wow thats um big.
no dont give a history for every branch!!!
thats what i do too by the way but the plan really never comes out right.
looks good
wow thats um big.
no dont give a history for every branch!!!
thats what i do too by the way but the plan really never comes out right.
looks good

I was just kidding when I said that about the history. ;) I could though if you want the detail. It's easy to do, and part of it is having a purpose for your rail line. The other part is understanding the history surrounding the area you're trying to model. For me it's eastern/central New England in and around the Merrimack Valley and Blackstone Valleys. In this area are numerous textile mills that once made everything from clothing to carpets. They were built in the early years of the 19th century, and did in fact have to fight for water rights. There's an article about this someone on the Blackstone Canal from Worcester to Providence, and this is the reason for the P&W Railroad.

So add the two together with a bit of imagination, and viola you have your railroad's history.

McGuirel - I'll upload the route eventuallym although I'm not sure if the DLS would accept it by then. It's pretty big now byte-size. If you want a copy, I'll give you a link to an FTP site where you can download it. I'll include my currently operating session as well. Use of the line is, well at your own risk, and I don't take responsibility for frying your computer, or releasing the computer demons unto the earth.

When will it be released???????????????!!!!!!!!!!!!!:D:D:D
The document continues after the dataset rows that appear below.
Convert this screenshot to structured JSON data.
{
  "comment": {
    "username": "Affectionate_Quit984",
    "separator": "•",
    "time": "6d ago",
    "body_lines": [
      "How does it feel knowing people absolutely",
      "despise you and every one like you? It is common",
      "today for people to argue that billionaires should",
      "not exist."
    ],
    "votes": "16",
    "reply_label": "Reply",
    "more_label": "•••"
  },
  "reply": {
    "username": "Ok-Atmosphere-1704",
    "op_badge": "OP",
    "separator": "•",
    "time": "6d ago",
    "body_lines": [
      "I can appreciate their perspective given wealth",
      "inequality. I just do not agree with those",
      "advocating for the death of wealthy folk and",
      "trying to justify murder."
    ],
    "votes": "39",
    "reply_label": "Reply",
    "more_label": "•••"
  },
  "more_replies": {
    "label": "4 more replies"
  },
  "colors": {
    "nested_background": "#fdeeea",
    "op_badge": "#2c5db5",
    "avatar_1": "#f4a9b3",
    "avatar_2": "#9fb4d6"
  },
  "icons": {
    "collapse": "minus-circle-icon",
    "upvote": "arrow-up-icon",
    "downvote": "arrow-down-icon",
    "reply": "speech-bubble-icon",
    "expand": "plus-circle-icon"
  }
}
I am glad you like my route so far princeedgewood. I don't have a timetable set for the release, but if you want a copy as it is now including my current operating session, I can put it up on my work FTP site. Email me, and I'll give you the login instructions.

Most of the items should be on the DLS, and anything else I can supply.

This of course comes with the usual warnings. I am not responsible if the computer demons are released, and a whirlwind comes out of your monitor, etc. ;)

I am glad you like my route so far princeedgewood. I don't have a timetable set for the release, but if you want a copy as it is now including my current operating session, I can put it up on my work FTP site. Email me, and I'll give you the login instructions.

Most of the items should be on the DLS, and anything else I can supply.

This of course comes with the usual warnings. I am not responsible if the computer demons are released, and a whirlwind comes out of your monitor, etc. ;)


Thanks for the info ...:p